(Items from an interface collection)
◇ ◇ ◇
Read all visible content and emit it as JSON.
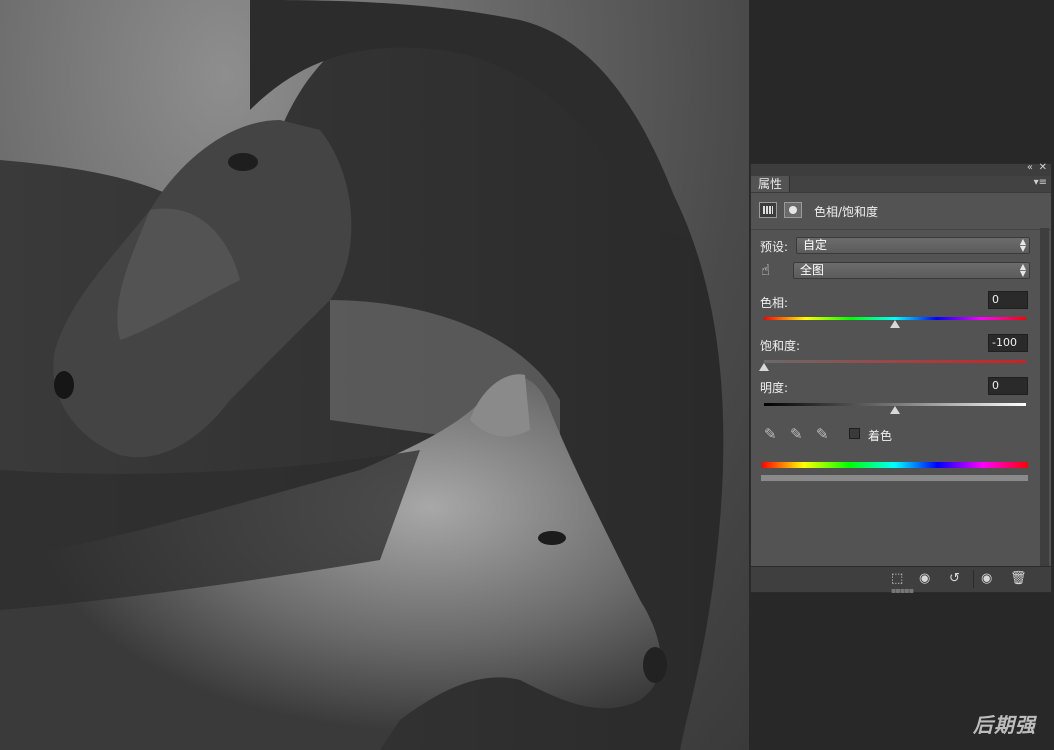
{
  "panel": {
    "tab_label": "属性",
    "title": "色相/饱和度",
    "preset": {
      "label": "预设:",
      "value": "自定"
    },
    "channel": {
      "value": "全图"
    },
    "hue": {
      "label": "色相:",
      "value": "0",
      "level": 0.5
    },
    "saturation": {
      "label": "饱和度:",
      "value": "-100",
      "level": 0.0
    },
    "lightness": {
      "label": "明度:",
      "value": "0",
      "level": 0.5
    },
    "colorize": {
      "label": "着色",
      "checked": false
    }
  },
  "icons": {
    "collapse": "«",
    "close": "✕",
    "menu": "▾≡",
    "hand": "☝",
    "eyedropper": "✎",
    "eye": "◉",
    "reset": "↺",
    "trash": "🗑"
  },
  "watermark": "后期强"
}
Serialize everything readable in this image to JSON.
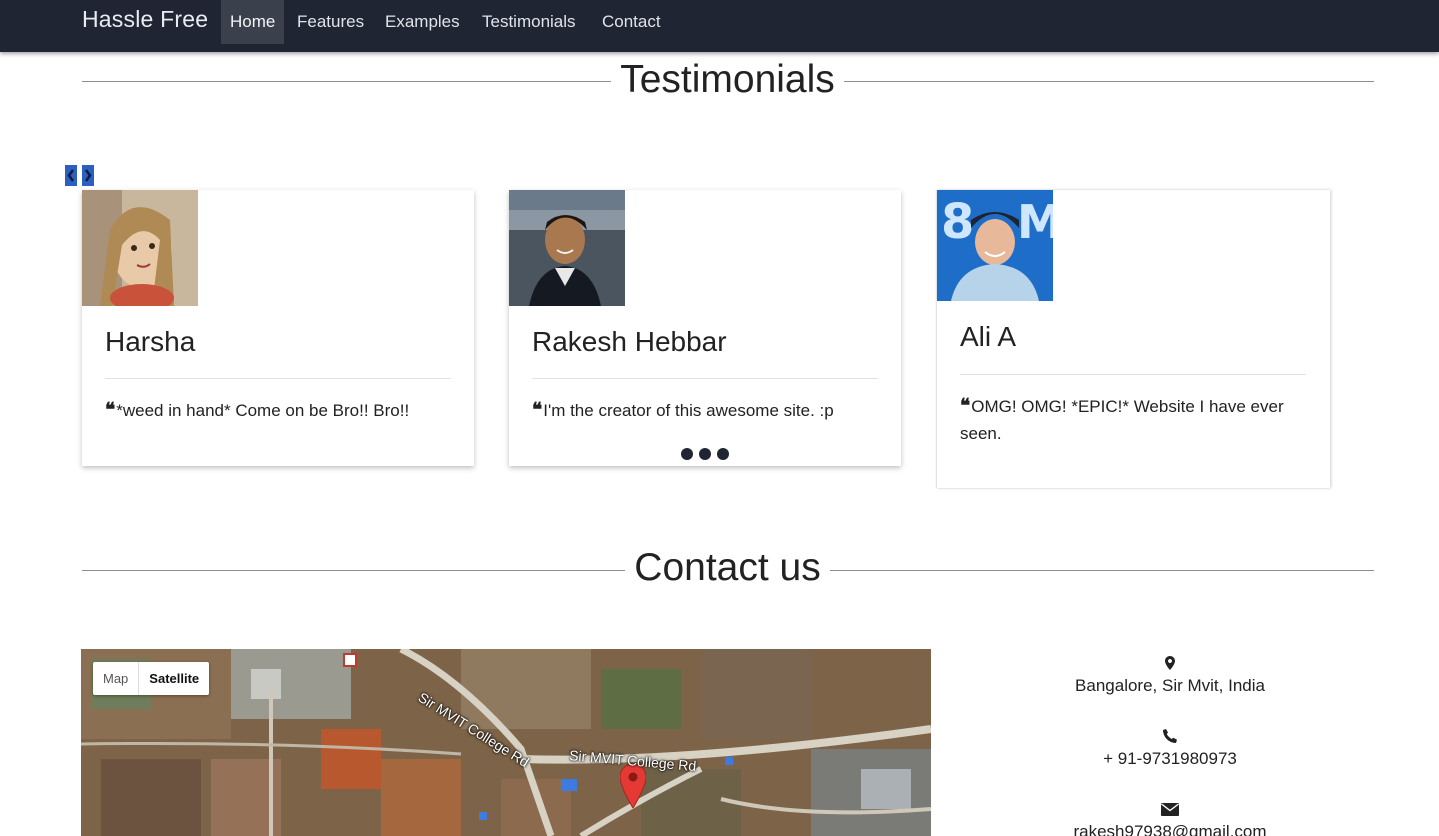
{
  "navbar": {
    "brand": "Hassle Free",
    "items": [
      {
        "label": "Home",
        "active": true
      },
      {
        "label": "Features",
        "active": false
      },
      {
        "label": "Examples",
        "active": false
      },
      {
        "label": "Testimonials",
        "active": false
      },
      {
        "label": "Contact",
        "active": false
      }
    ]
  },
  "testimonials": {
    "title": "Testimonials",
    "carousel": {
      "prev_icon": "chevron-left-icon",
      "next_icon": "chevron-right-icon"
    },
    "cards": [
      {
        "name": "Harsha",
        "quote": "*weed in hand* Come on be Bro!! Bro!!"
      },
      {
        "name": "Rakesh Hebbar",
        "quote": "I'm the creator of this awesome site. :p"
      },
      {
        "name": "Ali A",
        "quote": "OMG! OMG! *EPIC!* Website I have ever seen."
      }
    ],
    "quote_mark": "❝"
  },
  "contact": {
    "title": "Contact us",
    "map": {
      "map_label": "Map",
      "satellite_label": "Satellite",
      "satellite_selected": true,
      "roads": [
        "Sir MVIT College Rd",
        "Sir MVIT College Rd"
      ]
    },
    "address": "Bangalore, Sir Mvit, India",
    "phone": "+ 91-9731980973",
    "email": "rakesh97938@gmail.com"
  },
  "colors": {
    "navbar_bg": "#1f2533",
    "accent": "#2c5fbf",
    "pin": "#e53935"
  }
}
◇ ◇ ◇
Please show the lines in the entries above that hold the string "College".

RESULT:
        "Sir MVIT College Rd",
        "Sir MVIT College Rd"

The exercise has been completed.